[[ The input open ]]

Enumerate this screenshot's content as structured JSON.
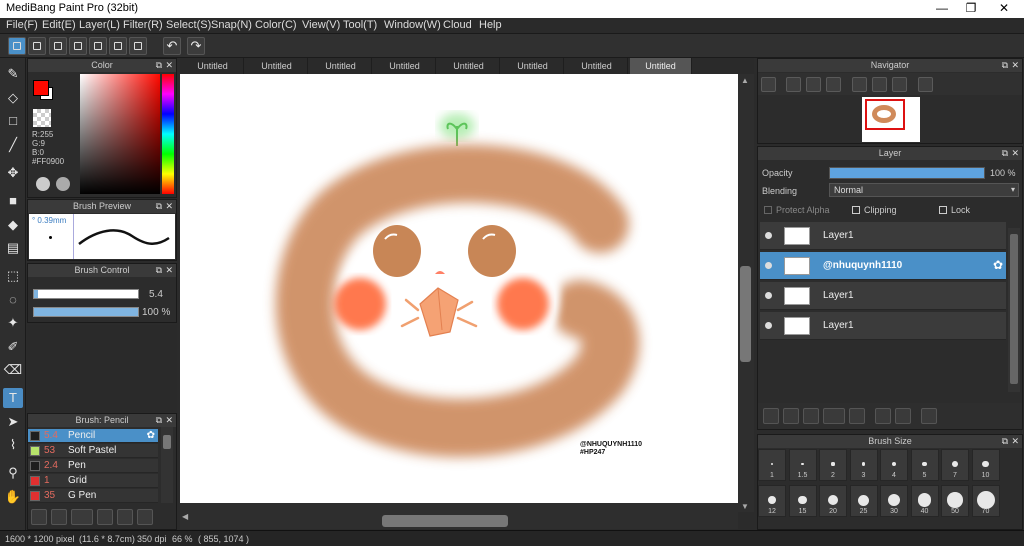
{
  "window": {
    "title": "MediBang Paint Pro (32bit)",
    "minimize": "—",
    "maximize": "❐",
    "close": "✕"
  },
  "menu": [
    "File(F)",
    "Edit(E)",
    "Layer(L)",
    "Filter(R)",
    "Select(S)",
    "Snap(N)",
    "Color(C)",
    "View(V)",
    "Tool(T)",
    "Window(W)",
    "Cloud",
    "Help"
  ],
  "tabs": [
    "Untitled",
    "Untitled",
    "Untitled",
    "Untitled",
    "Untitled",
    "Untitled",
    "Untitled",
    "Untitled"
  ],
  "color_panel": {
    "title": "Color",
    "r": "R:255",
    "g": "G:9",
    "b": "B:0",
    "hex": "#FF0900",
    "primary_color": "#FF0900",
    "secondary_color": "#FFFFFF"
  },
  "brush_preview": {
    "title": "Brush Preview",
    "size": "° 0.39mm"
  },
  "brush_control": {
    "title": "Brush Control",
    "size_value": "5.4",
    "opacity_value": "100 %",
    "size_level": 0.04,
    "opacity_level": 1.0
  },
  "brush_list": {
    "title": "Brush: Pencil",
    "items": [
      {
        "size": "5.4",
        "name": "Pencil",
        "color": "#1e1e1e"
      },
      {
        "size": "53",
        "name": "Soft Pastel",
        "color": "#b7e36b"
      },
      {
        "size": "2.4",
        "name": "Pen",
        "color": "#1e1e1e"
      },
      {
        "size": "1",
        "name": "Grid",
        "color": "#e03030"
      },
      {
        "size": "35",
        "name": "G Pen",
        "color": "#e03030"
      }
    ]
  },
  "canvas": {
    "watermark_line1": "@NHUQUYNH1110",
    "watermark_line2": "#HP247"
  },
  "navigator": {
    "title": "Navigator"
  },
  "layer_panel": {
    "title": "Layer",
    "opacity_label": "Opacity",
    "opacity_value": "100 %",
    "opacity_level": 1.0,
    "blending_label": "Blending",
    "blending_value": "Normal",
    "protect_alpha": "Protect Alpha",
    "clipping": "Clipping",
    "lock": "Lock",
    "layers": [
      {
        "name": "Layer1",
        "selected": false
      },
      {
        "name": "@nhuquynh1110",
        "selected": true
      },
      {
        "name": "Layer1",
        "selected": false
      },
      {
        "name": "Layer1",
        "selected": false
      }
    ]
  },
  "brush_size": {
    "title": "Brush Size",
    "sizes": [
      "1",
      "1.5",
      "2",
      "3",
      "4",
      "5",
      "7",
      "10",
      "12",
      "15",
      "20",
      "25",
      "30",
      "40",
      "50",
      "70"
    ]
  },
  "status": {
    "dimensions": "1600 * 1200 pixel",
    "physical": "(11.6 * 8.7cm)",
    "dpi": "350 dpi",
    "zoom": "66 %",
    "cursor": "( 855, 1074 )"
  },
  "colors": {
    "accent": "#4A90C8",
    "panel_bg": "#2C2C2C",
    "header_bg": "#3A3A3A"
  }
}
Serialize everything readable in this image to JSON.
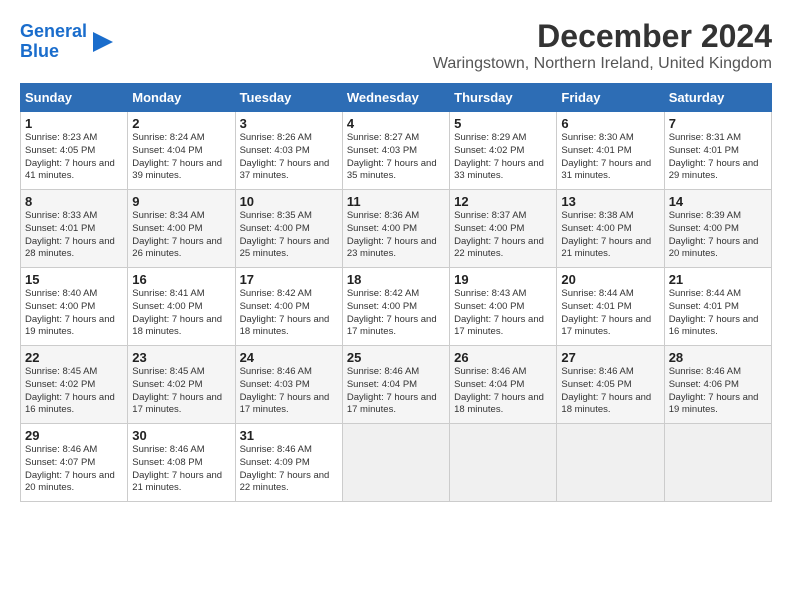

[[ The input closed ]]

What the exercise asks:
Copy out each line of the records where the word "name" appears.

Written answer:
        "name": "Pencil",
        "name": "Soft Pastel",
        "name": "Pen",
        "name": "Grid",
        "name": "G Pen",
        "name": "Layer1",
        "name": "@nhuquynh1110",
        "name": "Layer1",
        "name": "Layer1",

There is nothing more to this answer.